What a pretentious pile of academic puffery, with the clear marks of a dilettante. So, now you're an art critic too? You pass judgment on one of the most talented young artists Texas has produced in the years, an artist everyone who knows anything about art in Texas thinks kicks ass, based on one painting five years old?

You're an idiot.

Stine just graduated from one of the most rigorous conceptual art programs in the country. Her work is tough, and challenges (nay, beats the shit out of) all of your dated notions of "modern and postmodern", conservative or challenging. She'd freakin eat your lunch - you and your bullshit UTD degree.

Todd Camplin said...

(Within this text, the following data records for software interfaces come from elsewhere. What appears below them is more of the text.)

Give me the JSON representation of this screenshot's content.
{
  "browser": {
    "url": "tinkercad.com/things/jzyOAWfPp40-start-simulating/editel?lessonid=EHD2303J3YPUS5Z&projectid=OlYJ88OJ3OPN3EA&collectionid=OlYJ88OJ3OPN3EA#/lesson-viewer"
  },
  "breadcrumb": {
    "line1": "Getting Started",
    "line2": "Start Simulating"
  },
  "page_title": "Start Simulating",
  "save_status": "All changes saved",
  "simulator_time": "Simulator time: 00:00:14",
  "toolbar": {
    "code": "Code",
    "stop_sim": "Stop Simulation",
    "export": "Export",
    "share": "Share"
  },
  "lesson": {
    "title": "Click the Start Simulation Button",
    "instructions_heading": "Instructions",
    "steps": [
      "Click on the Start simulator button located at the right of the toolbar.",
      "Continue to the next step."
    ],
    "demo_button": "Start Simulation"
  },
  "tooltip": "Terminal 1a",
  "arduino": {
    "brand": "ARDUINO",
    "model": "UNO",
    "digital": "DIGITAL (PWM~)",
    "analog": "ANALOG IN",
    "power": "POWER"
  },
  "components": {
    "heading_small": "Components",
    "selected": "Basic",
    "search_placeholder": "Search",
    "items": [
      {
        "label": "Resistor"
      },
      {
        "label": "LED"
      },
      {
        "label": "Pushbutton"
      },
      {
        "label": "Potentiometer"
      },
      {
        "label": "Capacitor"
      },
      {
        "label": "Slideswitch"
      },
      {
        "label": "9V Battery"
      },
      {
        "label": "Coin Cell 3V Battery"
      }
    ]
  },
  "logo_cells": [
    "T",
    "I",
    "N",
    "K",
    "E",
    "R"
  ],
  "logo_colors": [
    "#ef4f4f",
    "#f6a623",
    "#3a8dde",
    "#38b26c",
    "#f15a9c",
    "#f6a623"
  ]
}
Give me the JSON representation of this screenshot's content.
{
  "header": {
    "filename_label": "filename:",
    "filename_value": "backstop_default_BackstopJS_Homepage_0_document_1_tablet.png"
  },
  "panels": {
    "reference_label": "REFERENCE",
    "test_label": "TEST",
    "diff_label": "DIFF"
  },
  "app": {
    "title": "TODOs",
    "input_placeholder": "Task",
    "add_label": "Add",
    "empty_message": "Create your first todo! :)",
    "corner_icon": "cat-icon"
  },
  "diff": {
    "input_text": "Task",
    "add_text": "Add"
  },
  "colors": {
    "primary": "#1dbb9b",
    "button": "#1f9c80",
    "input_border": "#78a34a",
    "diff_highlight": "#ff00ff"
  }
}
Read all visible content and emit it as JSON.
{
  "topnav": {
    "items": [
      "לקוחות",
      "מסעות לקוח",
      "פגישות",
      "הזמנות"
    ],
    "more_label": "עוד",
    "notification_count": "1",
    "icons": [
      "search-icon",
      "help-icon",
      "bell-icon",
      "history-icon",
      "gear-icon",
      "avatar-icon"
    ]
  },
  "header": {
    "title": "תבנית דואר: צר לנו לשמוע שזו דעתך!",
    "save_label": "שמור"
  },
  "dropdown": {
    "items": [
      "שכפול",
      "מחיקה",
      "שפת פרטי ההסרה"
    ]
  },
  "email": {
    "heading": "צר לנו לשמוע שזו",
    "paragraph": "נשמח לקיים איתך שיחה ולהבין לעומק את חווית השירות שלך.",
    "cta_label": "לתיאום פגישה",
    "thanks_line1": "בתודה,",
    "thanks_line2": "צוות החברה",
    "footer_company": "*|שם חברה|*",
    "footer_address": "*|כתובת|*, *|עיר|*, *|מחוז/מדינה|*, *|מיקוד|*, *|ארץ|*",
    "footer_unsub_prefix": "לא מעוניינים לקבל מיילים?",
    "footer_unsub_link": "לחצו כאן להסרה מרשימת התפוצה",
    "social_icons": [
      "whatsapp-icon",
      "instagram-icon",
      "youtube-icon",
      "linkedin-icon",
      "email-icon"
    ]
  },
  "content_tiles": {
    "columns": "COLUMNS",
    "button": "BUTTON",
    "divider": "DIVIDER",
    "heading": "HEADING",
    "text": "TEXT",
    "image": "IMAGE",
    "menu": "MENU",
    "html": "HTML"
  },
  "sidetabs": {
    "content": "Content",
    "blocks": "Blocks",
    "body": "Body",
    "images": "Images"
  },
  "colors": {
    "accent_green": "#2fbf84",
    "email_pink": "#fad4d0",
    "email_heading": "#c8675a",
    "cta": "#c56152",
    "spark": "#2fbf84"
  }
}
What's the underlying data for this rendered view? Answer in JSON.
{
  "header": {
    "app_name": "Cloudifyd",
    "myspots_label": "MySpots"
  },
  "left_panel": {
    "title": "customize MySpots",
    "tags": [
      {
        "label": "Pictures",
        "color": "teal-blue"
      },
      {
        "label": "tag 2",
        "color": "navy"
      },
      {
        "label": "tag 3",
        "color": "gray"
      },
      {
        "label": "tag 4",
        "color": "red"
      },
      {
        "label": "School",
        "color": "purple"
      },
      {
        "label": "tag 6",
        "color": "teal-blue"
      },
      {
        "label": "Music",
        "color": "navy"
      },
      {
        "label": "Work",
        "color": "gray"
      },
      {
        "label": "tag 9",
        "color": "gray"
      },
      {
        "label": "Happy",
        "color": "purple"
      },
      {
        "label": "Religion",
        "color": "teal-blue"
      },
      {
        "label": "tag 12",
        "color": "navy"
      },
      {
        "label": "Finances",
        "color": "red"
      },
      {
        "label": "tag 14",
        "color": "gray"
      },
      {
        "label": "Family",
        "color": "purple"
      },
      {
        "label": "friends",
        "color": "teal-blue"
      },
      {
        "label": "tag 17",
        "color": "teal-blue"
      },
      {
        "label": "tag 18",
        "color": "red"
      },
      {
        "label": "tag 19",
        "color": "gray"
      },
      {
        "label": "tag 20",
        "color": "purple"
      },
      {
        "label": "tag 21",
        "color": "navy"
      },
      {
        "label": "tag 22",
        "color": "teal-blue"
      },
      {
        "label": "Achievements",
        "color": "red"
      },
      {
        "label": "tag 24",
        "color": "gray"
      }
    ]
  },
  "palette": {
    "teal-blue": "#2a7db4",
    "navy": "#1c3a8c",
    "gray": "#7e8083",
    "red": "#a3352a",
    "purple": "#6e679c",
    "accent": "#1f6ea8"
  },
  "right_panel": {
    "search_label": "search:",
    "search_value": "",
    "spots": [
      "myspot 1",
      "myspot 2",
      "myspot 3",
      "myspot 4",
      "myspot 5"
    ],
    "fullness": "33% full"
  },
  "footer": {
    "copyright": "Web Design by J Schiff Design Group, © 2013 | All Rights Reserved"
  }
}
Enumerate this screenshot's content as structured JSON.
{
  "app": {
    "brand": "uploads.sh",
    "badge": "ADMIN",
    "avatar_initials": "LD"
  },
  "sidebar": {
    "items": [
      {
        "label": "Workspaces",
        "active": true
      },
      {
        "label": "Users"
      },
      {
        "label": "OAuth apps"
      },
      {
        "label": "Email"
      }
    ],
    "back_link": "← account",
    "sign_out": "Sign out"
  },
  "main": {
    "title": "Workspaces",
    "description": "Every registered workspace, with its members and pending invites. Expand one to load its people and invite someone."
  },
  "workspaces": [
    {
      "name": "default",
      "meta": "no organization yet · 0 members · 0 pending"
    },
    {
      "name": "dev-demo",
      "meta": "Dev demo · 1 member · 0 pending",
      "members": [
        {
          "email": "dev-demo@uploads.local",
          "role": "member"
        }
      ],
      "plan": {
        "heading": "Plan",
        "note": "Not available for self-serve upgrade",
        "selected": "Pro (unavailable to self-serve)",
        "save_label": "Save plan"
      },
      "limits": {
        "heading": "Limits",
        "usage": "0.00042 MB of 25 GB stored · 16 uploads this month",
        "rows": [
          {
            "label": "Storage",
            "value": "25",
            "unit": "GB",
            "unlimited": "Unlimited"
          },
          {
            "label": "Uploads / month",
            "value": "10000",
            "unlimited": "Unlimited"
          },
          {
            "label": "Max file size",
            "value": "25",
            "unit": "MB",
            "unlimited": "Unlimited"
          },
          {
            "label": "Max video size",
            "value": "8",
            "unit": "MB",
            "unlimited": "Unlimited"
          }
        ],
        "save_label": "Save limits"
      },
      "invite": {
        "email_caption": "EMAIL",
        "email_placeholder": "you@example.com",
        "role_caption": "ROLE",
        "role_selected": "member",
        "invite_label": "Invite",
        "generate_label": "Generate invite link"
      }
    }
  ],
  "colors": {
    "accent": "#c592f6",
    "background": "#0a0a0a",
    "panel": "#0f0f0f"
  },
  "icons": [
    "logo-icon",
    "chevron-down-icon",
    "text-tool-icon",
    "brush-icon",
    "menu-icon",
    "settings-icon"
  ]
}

Dear Possum Tracker, thank you for your passionate response. From your post, it is unclear, but you give me the impression that you might think that this is Dr. Camplin’s blog. I am sure Dr. Camplin was just responding to my post and I’m sure he can defend himself. However, in your rush to write a passionate post, I have found some issues you might consider. By calling Dr. Camplin’s degree a ‘bullshit UTD’ degree, you might note that Stine also has a degree from this ‘minor state school.’ Does that mean she also has a ‘bullshit degree?’ If you follow your logic it does. I know the image is old, and I like that painting. However, for those that want to see her new work I did provide a link to her website. Stine seems to be searching for something and I can see she is likely to transition to something else. I sure grad school got her thinking and refining some things, but the grad school work just seems to be less interesting to me than her earlier work. I’m not going to give you any puffery reasons why I think this, I just do. I can love an artist and not be fully invested in all the phases of work they might do.

Possum Tracker said...

http://art.newcity.com/2010/10/18/portrait-of-the-artist-raychael-stine/

gee, someone who actually knows something about art, and can articulate a position. How novel.

Positively about Raychael Stine, no less.

How generous of you to allow that you perceive she is "searching for something." Maybe she will reach you lofty position of profound insight someday. Gee, you and Dr. Brother are so informed! Thank you for gracing the world with your insights about the universe.

Though we are all so unworthy, we shall attempt to atone with obsequious gratitude. Nay, we grovel and mewl with the pleasure of your pronouncements.

Todd Camplin said...

(Ignoring the sarcasm,) I'm glad you see it my way. By the way, thanks for the link, I enjoyed reading the review.

Troy Camplin said...

The question which arises in my mind is: should a Ph.D. in the humanities with a dissertation on aesthetics try to give a rational, dispassionate, scholarly reponse to an irrational, hysterical screed by someone incapable of formulating his own opinions?

Let me just say that, without giving my opinion about the piece, I asked my wife who, if she were buying this work for someone, she would buy it for? Her answer: "A dachshund-lover." Which is about all that needs to be said about the piece as a serious work of art, I'm afraid.

There is no question of her technical talent. But what do we have in this piece? "Surrealism with Dachshunds?" "with arbitrary rat thrown in?" Painting programs, like creative writing programs, either allow a person's brilliance to emerge, or transform brilliance into mediocrity. It has much to do with the artist and their response to the program they are in. Chicago may be helping her technical skills, but it is doing her no good at all conceptually. One can only hope and pray that its influence on her ideas dissipates with time. The last thing we need is yet another artist out there creating surrealist kitsch.